## What to work on
Copy out the listing that follows in its entirety, keeping it exactly the same.
[Start of section]
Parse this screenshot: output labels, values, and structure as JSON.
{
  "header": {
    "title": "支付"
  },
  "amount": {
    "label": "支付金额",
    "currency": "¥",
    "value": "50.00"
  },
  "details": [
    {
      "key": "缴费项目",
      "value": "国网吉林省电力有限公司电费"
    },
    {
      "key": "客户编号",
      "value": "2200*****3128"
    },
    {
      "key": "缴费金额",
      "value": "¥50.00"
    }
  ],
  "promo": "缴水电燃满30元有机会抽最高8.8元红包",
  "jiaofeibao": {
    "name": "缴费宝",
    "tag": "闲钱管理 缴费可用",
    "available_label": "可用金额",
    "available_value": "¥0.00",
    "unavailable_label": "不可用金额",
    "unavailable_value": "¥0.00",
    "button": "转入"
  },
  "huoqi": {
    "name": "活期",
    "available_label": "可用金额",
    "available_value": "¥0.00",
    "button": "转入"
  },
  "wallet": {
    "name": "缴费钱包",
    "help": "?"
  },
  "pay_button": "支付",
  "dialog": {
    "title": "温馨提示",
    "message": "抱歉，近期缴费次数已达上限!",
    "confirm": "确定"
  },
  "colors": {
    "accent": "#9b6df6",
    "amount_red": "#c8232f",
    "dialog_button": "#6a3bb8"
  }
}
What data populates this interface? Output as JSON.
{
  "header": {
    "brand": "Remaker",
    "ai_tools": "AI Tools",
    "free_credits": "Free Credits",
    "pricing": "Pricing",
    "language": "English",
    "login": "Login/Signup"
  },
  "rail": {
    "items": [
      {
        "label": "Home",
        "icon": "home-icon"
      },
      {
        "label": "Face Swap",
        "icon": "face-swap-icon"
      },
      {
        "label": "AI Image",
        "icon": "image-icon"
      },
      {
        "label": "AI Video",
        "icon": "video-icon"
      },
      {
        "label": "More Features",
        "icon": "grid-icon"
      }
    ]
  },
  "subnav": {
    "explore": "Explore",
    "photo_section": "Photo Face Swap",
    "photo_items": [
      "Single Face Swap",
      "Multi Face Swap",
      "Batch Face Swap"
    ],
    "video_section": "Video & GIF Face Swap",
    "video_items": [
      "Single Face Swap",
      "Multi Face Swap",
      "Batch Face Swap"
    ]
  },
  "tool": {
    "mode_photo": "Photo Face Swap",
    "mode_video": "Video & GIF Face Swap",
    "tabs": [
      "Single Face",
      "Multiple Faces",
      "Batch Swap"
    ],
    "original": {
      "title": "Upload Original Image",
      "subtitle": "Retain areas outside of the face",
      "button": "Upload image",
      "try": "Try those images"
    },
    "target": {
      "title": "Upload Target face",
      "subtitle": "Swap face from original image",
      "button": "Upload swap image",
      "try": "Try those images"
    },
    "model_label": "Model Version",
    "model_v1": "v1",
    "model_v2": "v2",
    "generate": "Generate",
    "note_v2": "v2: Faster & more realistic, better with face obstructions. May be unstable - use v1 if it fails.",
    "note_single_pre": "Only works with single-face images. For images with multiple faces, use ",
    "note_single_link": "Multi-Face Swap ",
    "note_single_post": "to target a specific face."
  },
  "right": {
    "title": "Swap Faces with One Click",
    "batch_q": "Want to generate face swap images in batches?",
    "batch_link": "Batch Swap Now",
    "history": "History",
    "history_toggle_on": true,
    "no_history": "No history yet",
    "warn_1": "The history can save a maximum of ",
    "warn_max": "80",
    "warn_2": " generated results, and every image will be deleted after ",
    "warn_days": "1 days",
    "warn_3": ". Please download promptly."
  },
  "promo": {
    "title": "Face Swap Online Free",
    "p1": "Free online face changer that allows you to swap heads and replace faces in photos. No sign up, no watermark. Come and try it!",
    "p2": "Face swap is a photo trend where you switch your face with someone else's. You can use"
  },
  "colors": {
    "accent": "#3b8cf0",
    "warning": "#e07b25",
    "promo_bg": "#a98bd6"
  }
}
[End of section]
## Expected answer
Parse this screenshot: output labels, values, and structure as JSON.
{
  "header": {
    "title": "支付"
  },
  "amount": {
    "label": "支付金额",
    "currency": "¥",
    "value": "50.00"
  },
  "details": [
    {
      "key": "缴费项目",
      "value": "国网吉林省电力有限公司电费"
    },
    {
      "key": "客户编号",
      "value": "2200*****3128"
    },
    {
      "key": "缴费金额",
      "value": "¥50.00"
    }
  ],
  "promo": "缴水电燃满30元有机会抽最高8.8元红包",
  "jiaofeibao": {
    "name": "缴费宝",
    "tag": "闲钱管理 缴费可用",
    "available_label": "可用金额",
    "available_value": "¥0.00",
    "unavailable_label": "不可用金额",
    "unavailable_value": "¥0.00",
    "button": "转入"
  },
  "huoqi": {
    "name": "活期",
    "available_label": "可用金额",
    "available_value": "¥0.00",
    "button": "转入"
  },
  "wallet": {
    "name": "缴费钱包",
    "help": "?"
  },
  "pay_button": "支付",
  "dialog": {
    "title": "温馨提示",
    "message": "抱歉，近期缴费次数已达上限!",
    "confirm": "确定"
  },
  "colors": {
    "accent": "#9b6df6",
    "amount_red": "#c8232f",
    "dialog_button": "#6a3bb8"
  }
}
What data populates this interface? Output as JSON.
{
  "header": {
    "brand": "Remaker",
    "ai_tools": "AI Tools",
    "free_credits": "Free Credits",
    "pricing": "Pricing",
    "language": "English",
    "login": "Login/Signup"
  },
  "rail": {
    "items": [
      {
        "label": "Home",
        "icon": "home-icon"
      },
      {
        "label": "Face Swap",
        "icon": "face-swap-icon"
      },
      {
        "label": "AI Image",
        "icon": "image-icon"
      },
      {
        "label": "AI Video",
        "icon": "video-icon"
      },
      {
        "label": "More Features",
        "icon": "grid-icon"
      }
    ]
  },
  "subnav": {
    "explore": "Explore",
    "photo_section": "Photo Face Swap",
    "photo_items": [
      "Single Face Swap",
      "Multi Face Swap",
      "Batch Face Swap"
    ],
    "video_section": "Video & GIF Face Swap",
    "video_items": [
      "Single Face Swap",
      "Multi Face Swap",
      "Batch Face Swap"
    ]
  },
  "tool": {
    "mode_photo": "Photo Face Swap",
    "mode_video": "Video & GIF Face Swap",
    "tabs": [
      "Single Face",
      "Multiple Faces",
      "Batch Swap"
    ],
    "original": {
      "title": "Upload Original Image",
      "subtitle": "Retain areas outside of the face",
      "button": "Upload image",
      "try": "Try those images"
    },
    "target": {
      "title": "Upload Target face",
      "subtitle": "Swap face from original image",
      "button": "Upload swap image",
      "try": "Try those images"
    },
    "model_label": "Model Version",
    "model_v1": "v1",
    "model_v2": "v2",
    "generate": "Generate",
    "note_v2": "v2: Faster & more realistic, better with face obstructions. May be unstable - use v1 if it fails.",
    "note_single_pre": "Only works with single-face images. For images with multiple faces, use ",
    "note_single_link": "Multi-Face Swap ",
    "note_single_post": "to target a specific face."
  },
  "right": {
    "title": "Swap Faces with One Click",
    "batch_q": "Want to generate face swap images in batches?",
    "batch_link": "Batch Swap Now",
    "history": "History",
    "history_toggle_on": true,
    "no_history": "No history yet",
    "warn_1": "The history can save a maximum of ",
    "warn_max": "80",
    "warn_2": " generated results, and every image will be deleted after ",
    "warn_days": "1 days",
    "warn_3": ". Please download promptly."
  },
  "promo": {
    "title": "Face Swap Online Free",
    "p1": "Free online face changer that allows you to swap heads and replace faces in photos. No sign up, no watermark. Come and try it!",
    "p2": "Face swap is a photo trend where you switch your face with someone else's. You can use"
  },
  "colors": {
    "accent": "#3b8cf0",
    "warning": "#e07b25",
    "promo_bg": "#a98bd6"
  }
}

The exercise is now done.